Accept baby's father for cautious man he is
Q: "Mike" and I met online in December 2010. He is a 40-something, divorced, childless physician and educator. I am a 30-something project manager. We are both independent and love our jobs. I also share custody of a 6-year-old son with my ex-husband.
My relationship with Mike was great, although sometimes I wanted more time together. We took a few short trips together to his conferences.
This fall I got pregnant. We were both in shock.
We had already agreed we both want kids one day. However, Mike said his wife divorced him because he was not ready to have children and she thought he never would be. (He felt she was wrong and had other motives.)
I have come to rejoice in my new reality. He is still not quite comfortable with the prospect of a child, and he said last night that he was not even ready to move in together — not even when the baby is born. He is not saying he won't be ready later.
Maybe I should add that my son can be a handful. But Mike is so good with him. Very attentive, thoughtful, affectionate and sweet. He says he is happy with how things are going but feels that moving in together would be confining to his life.

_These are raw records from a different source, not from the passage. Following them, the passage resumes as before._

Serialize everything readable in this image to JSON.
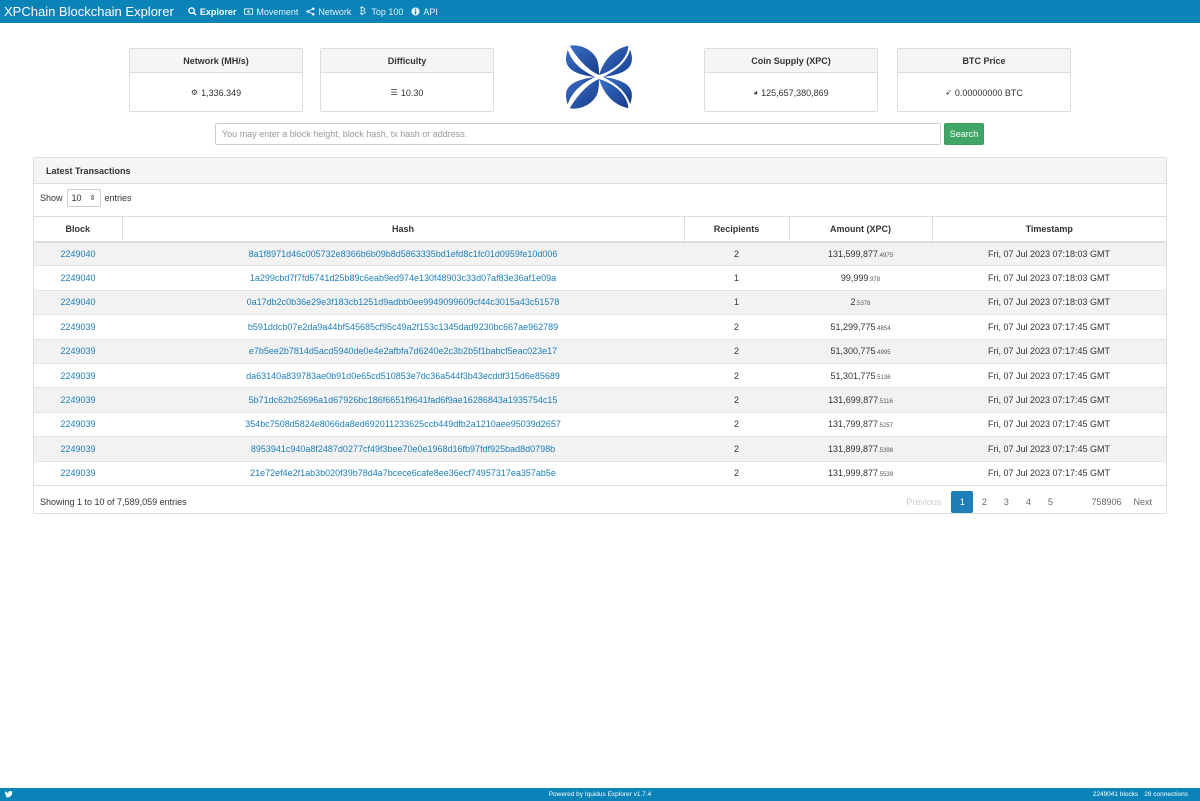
{
  "nav": {
    "brand": "XPChain Blockchain Explorer",
    "items": [
      {
        "label": "Explorer",
        "icon": "search-icon",
        "active": true
      },
      {
        "label": "Movement",
        "icon": "money-icon",
        "active": false
      },
      {
        "label": "Network",
        "icon": "share-icon",
        "active": false
      },
      {
        "label": "Top 100",
        "icon": "bitcoin-icon",
        "active": false
      },
      {
        "label": "API",
        "icon": "info-icon",
        "active": false
      }
    ]
  },
  "stats": {
    "network": {
      "title": "Network (MH/s)",
      "value": "1,336.349",
      "icon": "cogs-icon"
    },
    "difficulty": {
      "title": "Difficulty",
      "value": "10.30",
      "icon": "sliders-icon"
    },
    "supply": {
      "title": "Coin Supply (XPC)",
      "value": "125,657,380,869",
      "icon": "pie-chart-icon"
    },
    "price": {
      "title": "BTC Price",
      "value": "0.00000000 BTC",
      "icon": "rocket-icon"
    }
  },
  "search": {
    "placeholder": "You may enter a block height, block hash, tx hash or address.",
    "button": "Search"
  },
  "transactions": {
    "title": "Latest Transactions",
    "show_label": "Show",
    "entries_value": "10",
    "entries_label": "entries",
    "columns": [
      "Block",
      "Hash",
      "Recipients",
      "Amount (XPC)",
      "Timestamp"
    ],
    "rows": [
      {
        "block": "2249040",
        "hash": "8a1f8971d46c005732e8366b6b09b8d5863335bd1efd8c1fc01d0959fe10d006",
        "recipients": "2",
        "amount": "131,599,877",
        "decimals": ".4975",
        "timestamp": "Fri, 07 Jul 2023 07:18:03 GMT"
      },
      {
        "block": "2249040",
        "hash": "1a299cbd7f7fd5741d25b89c6eab9ed974e130f48903c33d07af83e36af1e09a",
        "recipients": "1",
        "amount": "99,999",
        "decimals": ".978",
        "timestamp": "Fri, 07 Jul 2023 07:18:03 GMT"
      },
      {
        "block": "2249040",
        "hash": "0a17db2c0b36e29e3f183cb1251d9adbb0ee9949099609cf44c3015a43c51578",
        "recipients": "1",
        "amount": "2",
        "decimals": ".5378",
        "timestamp": "Fri, 07 Jul 2023 07:18:03 GMT"
      },
      {
        "block": "2249039",
        "hash": "b591ddcb07e2da9a44bf545685cf95c49a2f153c1345dad9230bc667ae962789",
        "recipients": "2",
        "amount": "51,299,775",
        "decimals": ".4854",
        "timestamp": "Fri, 07 Jul 2023 07:17:45 GMT"
      },
      {
        "block": "2249039",
        "hash": "e7b5ee2b7814d5acd5940de0e4e2afbfa7d6240e2c3b2b5f1babcf5eac023e17",
        "recipients": "2",
        "amount": "51,300,775",
        "decimals": ".4995",
        "timestamp": "Fri, 07 Jul 2023 07:17:45 GMT"
      },
      {
        "block": "2249039",
        "hash": "da63140a839783ae0b91d0e65cd510853e7dc36a544f3b43ecddf315d6e85689",
        "recipients": "2",
        "amount": "51,301,775",
        "decimals": ".5136",
        "timestamp": "Fri, 07 Jul 2023 07:17:45 GMT"
      },
      {
        "block": "2249039",
        "hash": "5b71dc62b25696a1d67926bc186f6651f9641fad6f9ae16286843a1935754c15",
        "recipients": "2",
        "amount": "131,699,877",
        "decimals": ".5116",
        "timestamp": "Fri, 07 Jul 2023 07:17:45 GMT"
      },
      {
        "block": "2249039",
        "hash": "354bc7508d5824e8066da8ed692011233625ccb449dfb2a1210aee95039d2657",
        "recipients": "2",
        "amount": "131,799,877",
        "decimals": ".5257",
        "timestamp": "Fri, 07 Jul 2023 07:17:45 GMT"
      },
      {
        "block": "2249039",
        "hash": "8953941c940a8f2487d0277cf49f3bee70e0e1968d16fb97fdf925bad8d0798b",
        "recipients": "2",
        "amount": "131,899,877",
        "decimals": ".5398",
        "timestamp": "Fri, 07 Jul 2023 07:17:45 GMT"
      },
      {
        "block": "2249039",
        "hash": "21e72ef4e2f1ab3b020f39b78d4a7bcece6cafe8ee36ecf74957317ea357ab5e",
        "recipients": "2",
        "amount": "131,999,877",
        "decimals": ".5539",
        "timestamp": "Fri, 07 Jul 2023 07:17:45 GMT"
      }
    ],
    "info": "Showing 1 to 10 of 7,589,059 entries",
    "pagination": {
      "previous": "Previous",
      "pages": [
        "1",
        "2",
        "3",
        "4",
        "5"
      ],
      "current": "1",
      "ellipsis": "…",
      "last": "758906",
      "next": "Next"
    }
  },
  "footer": {
    "powered": "Powered by Iquidus Explorer v1.7.4",
    "blocks": "2249041 blocks",
    "connections": "28 connections",
    "icon": "twitter-icon"
  },
  "colors": {
    "brand": "#0a83b8",
    "link": "#1d7eb8",
    "search_button": "#40a668",
    "logo": "#1f4fa3"
  }
}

I am struggling to understand this. I feel like he should take responsibility, step up and plan to help with the baby. He says he is not going anywhere but could picture us raising the baby in separate households. I feel that if he truly loved me he would find a way to accept this inconvenience. I feel humiliated, as if I am not worthy of his commitment.

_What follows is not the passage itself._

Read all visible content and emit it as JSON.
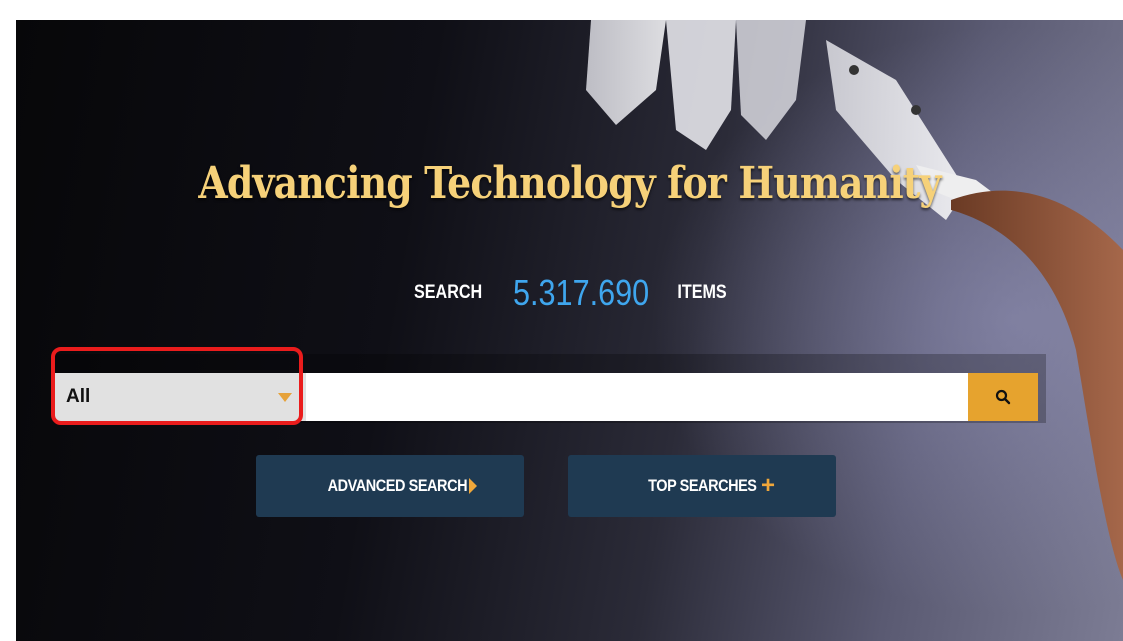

How can I make a decision that I won't regret later? I am afraid waiting will only make an eventual separation and disappointment more painful.
A: The more you make this about you, the less you'll understand that this is about him.
It's tempting to make the whole answer about his "confining to his life" issues in part because his treating conferences as dates supports a self-absorption diagnosis.
But. He's attentive and thoughtful with your son, he's honest with you, he's planning to raise his child, he shows signs of aversion to change. Meanwhile, you've known each other a year, and making a baby doesn't convey instant readiness to head a happy family together.
The combination points to a cautious man, one who barely managed to wedge you into his independent ways, facing a baby. It has temporarily flooded his system.
This would be a huge indictment if he fled, but he hasn't. He's staying, and trying. Of course you'd prefer rejoicing, house-hunting and declarations of love, but he's not that guy. He can only adjust his way, and at his speed — which is to baby-step (sorry) into it and to narrate each step for you, to make sure you know where he stands.
I can't picture it as a Harlequin cover, but as long as he keeps up the transparency and dedication to doing what's right, please accept who he is and give him room to move at his pace. It's not as if the alternatives — dumping him pre-emptively or forcing his hand — hold the promise of anything great.